## Work task
Set down the full data below exactly as given, please.

Start of Input data

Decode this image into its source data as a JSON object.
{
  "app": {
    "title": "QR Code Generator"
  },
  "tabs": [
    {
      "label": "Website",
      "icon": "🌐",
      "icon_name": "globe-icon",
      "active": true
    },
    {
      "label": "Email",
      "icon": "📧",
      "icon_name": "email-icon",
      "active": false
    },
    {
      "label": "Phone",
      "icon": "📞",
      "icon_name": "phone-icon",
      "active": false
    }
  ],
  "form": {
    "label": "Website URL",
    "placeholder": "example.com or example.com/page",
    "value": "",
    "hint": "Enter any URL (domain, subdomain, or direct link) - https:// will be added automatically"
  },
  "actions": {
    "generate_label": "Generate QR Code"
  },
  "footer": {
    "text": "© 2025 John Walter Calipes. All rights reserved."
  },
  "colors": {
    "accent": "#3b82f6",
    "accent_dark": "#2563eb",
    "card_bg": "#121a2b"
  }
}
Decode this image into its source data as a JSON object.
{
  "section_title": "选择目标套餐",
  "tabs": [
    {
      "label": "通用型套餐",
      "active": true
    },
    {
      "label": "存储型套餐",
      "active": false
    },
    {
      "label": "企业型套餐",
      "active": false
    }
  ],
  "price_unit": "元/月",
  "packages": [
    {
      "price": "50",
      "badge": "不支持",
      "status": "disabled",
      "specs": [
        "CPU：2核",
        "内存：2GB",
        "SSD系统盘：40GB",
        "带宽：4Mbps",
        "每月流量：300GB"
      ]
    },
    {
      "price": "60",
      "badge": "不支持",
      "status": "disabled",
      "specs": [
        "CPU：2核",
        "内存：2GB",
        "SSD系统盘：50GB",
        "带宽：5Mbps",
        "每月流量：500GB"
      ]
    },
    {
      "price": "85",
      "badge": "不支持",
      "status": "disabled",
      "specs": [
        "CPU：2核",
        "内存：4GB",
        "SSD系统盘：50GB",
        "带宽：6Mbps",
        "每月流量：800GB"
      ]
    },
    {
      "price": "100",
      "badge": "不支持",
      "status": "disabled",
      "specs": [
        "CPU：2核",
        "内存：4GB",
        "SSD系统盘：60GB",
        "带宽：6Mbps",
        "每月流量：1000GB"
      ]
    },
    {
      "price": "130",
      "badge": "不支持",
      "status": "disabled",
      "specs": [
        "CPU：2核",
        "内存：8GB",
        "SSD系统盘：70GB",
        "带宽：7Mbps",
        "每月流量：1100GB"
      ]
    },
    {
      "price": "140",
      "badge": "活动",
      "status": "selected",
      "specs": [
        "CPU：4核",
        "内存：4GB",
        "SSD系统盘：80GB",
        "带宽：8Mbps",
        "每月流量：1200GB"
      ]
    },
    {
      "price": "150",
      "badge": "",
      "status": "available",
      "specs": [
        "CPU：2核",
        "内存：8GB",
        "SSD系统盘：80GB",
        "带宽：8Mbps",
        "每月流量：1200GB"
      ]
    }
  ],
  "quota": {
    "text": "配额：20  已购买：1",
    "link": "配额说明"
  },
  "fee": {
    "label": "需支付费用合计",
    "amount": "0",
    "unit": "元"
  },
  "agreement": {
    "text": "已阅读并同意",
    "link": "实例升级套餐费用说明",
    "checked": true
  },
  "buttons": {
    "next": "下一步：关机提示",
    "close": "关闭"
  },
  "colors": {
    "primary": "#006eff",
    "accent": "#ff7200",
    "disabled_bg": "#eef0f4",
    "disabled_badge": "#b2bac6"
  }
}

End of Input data

## Output of the task
Decode this image into its source data as a JSON object.
{
  "app": {
    "title": "QR Code Generator"
  },
  "tabs": [
    {
      "label": "Website",
      "icon": "🌐",
      "icon_name": "globe-icon",
      "active": true
    },
    {
      "label": "Email",
      "icon": "📧",
      "icon_name": "email-icon",
      "active": false
    },
    {
      "label": "Phone",
      "icon": "📞",
      "icon_name": "phone-icon",
      "active": false
    }
  ],
  "form": {
    "label": "Website URL",
    "placeholder": "example.com or example.com/page",
    "value": "",
    "hint": "Enter any URL (domain, subdomain, or direct link) - https:// will be added automatically"
  },
  "actions": {
    "generate_label": "Generate QR Code"
  },
  "footer": {
    "text": "© 2025 John Walter Calipes. All rights reserved."
  },
  "colors": {
    "accent": "#3b82f6",
    "accent_dark": "#2563eb",
    "card_bg": "#121a2b"
  }
}
Decode this image into its source data as a JSON object.
{
  "section_title": "选择目标套餐",
  "tabs": [
    {
      "label": "通用型套餐",
      "active": true
    },
    {
      "label": "存储型套餐",
      "active": false
    },
    {
      "label": "企业型套餐",
      "active": false
    }
  ],
  "price_unit": "元/月",
  "packages": [
    {
      "price": "50",
      "badge": "不支持",
      "status": "disabled",
      "specs": [
        "CPU：2核",
        "内存：2GB",
        "SSD系统盘：40GB",
        "带宽：4Mbps",
        "每月流量：300GB"
      ]
    },
    {
      "price": "60",
      "badge": "不支持",
      "status": "disabled",
      "specs": [
        "CPU：2核",
        "内存：2GB",
        "SSD系统盘：50GB",
        "带宽：5Mbps",
        "每月流量：500GB"
      ]
    },
    {
      "price": "85",
      "badge": "不支持",
      "status": "disabled",
      "specs": [
        "CPU：2核",
        "内存：4GB",
        "SSD系统盘：50GB",
        "带宽：6Mbps",
        "每月流量：800GB"
      ]
    },
    {
      "price": "100",
      "badge": "不支持",
      "status": "disabled",
      "specs": [
        "CPU：2核",
        "内存：4GB",
        "SSD系统盘：60GB",
        "带宽：6Mbps",
        "每月流量：1000GB"
      ]
    },
    {
      "price": "130",
      "badge": "不支持",
      "status": "disabled",
      "specs": [
        "CPU：2核",
        "内存：8GB",
        "SSD系统盘：70GB",
        "带宽：7Mbps",
        "每月流量：1100GB"
      ]
    },
    {
      "price": "140",
      "badge": "活动",
      "status": "selected",
      "specs": [
        "CPU：4核",
        "内存：4GB",
        "SSD系统盘：80GB",
        "带宽：8Mbps",
        "每月流量：1200GB"
      ]
    },
    {
      "price": "150",
      "badge": "",
      "status": "available",
      "specs": [
        "CPU：2核",
        "内存：8GB",
        "SSD系统盘：80GB",
        "带宽：8Mbps",
        "每月流量：1200GB"
      ]
    }
  ],
  "quota": {
    "text": "配额：20  已购买：1",
    "link": "配额说明"
  },
  "fee": {
    "label": "需支付费用合计",
    "amount": "0",
    "unit": "元"
  },
  "agreement": {
    "text": "已阅读并同意",
    "link": "实例升级套餐费用说明",
    "checked": true
  },
  "buttons": {
    "next": "下一步：关机提示",
    "close": "关闭"
  },
  "colors": {
    "primary": "#006eff",
    "accent": "#ff7200",
    "disabled_bg": "#eef0f4",
    "disabled_badge": "#b2bac6"
  }
}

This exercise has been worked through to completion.